* **Problem details**:
Find all the lines in the material below with the word "feeling", and copy them.

*** Dataset entries

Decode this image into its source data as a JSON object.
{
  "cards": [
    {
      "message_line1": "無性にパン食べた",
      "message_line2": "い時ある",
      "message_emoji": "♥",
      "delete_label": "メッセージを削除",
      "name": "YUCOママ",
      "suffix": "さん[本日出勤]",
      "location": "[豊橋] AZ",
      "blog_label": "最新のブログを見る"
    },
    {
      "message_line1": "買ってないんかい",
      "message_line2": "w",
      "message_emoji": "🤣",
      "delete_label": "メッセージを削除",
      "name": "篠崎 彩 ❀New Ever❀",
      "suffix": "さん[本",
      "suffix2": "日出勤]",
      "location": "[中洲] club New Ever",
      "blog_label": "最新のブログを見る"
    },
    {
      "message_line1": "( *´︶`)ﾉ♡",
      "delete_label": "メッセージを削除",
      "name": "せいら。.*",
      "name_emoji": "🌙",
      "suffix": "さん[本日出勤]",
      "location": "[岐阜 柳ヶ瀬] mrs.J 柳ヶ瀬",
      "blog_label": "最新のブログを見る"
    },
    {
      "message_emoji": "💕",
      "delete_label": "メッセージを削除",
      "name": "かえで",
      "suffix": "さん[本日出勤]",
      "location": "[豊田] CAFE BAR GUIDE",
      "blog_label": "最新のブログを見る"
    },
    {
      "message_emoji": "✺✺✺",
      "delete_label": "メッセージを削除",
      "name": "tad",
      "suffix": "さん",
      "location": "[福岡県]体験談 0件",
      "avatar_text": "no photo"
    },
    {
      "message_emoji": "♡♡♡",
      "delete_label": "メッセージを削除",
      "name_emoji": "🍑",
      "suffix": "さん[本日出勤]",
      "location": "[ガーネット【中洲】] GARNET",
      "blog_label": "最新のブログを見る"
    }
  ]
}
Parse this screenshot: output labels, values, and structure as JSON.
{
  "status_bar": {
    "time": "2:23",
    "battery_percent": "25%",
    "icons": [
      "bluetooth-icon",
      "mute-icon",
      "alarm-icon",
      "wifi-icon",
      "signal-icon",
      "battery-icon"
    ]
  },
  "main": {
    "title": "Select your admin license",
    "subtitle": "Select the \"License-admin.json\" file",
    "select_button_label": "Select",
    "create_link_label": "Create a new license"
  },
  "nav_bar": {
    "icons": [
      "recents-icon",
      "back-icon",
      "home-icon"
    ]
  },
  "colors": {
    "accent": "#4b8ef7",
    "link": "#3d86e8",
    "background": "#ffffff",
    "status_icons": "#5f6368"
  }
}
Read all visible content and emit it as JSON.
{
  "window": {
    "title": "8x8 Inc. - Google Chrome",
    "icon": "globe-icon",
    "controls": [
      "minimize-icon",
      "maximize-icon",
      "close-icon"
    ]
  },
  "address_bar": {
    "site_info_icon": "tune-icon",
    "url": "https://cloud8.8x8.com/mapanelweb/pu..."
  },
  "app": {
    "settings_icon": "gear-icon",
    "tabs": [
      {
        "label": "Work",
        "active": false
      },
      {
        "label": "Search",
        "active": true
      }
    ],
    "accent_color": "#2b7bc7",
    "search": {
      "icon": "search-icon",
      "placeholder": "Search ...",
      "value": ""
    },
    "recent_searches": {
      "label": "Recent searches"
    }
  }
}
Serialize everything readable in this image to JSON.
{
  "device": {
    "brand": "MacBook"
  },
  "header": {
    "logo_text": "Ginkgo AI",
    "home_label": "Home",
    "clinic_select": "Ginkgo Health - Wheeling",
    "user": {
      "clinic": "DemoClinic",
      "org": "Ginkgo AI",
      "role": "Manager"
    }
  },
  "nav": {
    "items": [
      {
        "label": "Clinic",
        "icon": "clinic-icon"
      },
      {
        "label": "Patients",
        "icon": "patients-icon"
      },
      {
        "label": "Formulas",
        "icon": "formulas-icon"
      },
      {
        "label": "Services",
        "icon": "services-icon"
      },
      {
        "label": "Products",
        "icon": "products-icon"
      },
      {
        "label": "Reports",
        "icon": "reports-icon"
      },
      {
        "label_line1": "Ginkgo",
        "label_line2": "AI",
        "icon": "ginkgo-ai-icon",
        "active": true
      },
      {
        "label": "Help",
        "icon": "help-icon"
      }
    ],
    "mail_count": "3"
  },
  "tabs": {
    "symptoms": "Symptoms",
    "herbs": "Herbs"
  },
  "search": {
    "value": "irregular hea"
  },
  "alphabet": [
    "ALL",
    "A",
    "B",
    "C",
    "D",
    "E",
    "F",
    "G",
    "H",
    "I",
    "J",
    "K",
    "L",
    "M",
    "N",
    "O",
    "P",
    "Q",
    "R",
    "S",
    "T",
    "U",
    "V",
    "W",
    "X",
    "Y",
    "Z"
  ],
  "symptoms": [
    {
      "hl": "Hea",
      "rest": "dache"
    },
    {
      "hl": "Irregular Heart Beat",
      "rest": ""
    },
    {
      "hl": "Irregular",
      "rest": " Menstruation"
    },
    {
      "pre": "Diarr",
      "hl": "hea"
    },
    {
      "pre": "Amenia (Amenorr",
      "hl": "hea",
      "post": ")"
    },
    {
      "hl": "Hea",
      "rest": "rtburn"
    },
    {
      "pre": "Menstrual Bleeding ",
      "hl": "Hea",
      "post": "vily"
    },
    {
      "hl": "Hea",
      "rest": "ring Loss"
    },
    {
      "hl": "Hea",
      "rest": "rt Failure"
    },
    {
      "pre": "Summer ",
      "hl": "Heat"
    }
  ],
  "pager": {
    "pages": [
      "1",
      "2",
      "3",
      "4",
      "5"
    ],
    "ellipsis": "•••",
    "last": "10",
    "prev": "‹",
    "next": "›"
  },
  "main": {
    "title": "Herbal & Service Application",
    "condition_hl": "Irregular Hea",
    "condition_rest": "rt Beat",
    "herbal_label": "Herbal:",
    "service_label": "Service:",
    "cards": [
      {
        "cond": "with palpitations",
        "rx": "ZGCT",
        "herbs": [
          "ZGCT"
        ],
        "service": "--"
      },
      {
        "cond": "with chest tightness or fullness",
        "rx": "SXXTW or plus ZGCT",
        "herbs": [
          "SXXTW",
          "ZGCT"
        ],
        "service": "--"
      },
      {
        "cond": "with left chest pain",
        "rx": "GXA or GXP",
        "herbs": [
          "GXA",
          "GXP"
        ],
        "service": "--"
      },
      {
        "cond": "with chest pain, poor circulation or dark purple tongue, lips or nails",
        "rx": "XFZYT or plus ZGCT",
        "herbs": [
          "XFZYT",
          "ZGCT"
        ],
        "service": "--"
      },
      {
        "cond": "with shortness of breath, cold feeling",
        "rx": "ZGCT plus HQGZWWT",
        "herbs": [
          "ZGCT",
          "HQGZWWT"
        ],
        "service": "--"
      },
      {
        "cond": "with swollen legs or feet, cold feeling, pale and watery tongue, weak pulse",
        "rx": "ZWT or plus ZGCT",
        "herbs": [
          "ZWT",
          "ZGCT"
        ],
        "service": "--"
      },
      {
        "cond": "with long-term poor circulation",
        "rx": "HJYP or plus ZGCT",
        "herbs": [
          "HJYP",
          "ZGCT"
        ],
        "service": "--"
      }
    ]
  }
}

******

* **Task result**:
        "cond": "with shortness of breath, cold feeling",
        "cond": "with swollen legs or feet, cold feeling, pale and watery tongue, weak pulse",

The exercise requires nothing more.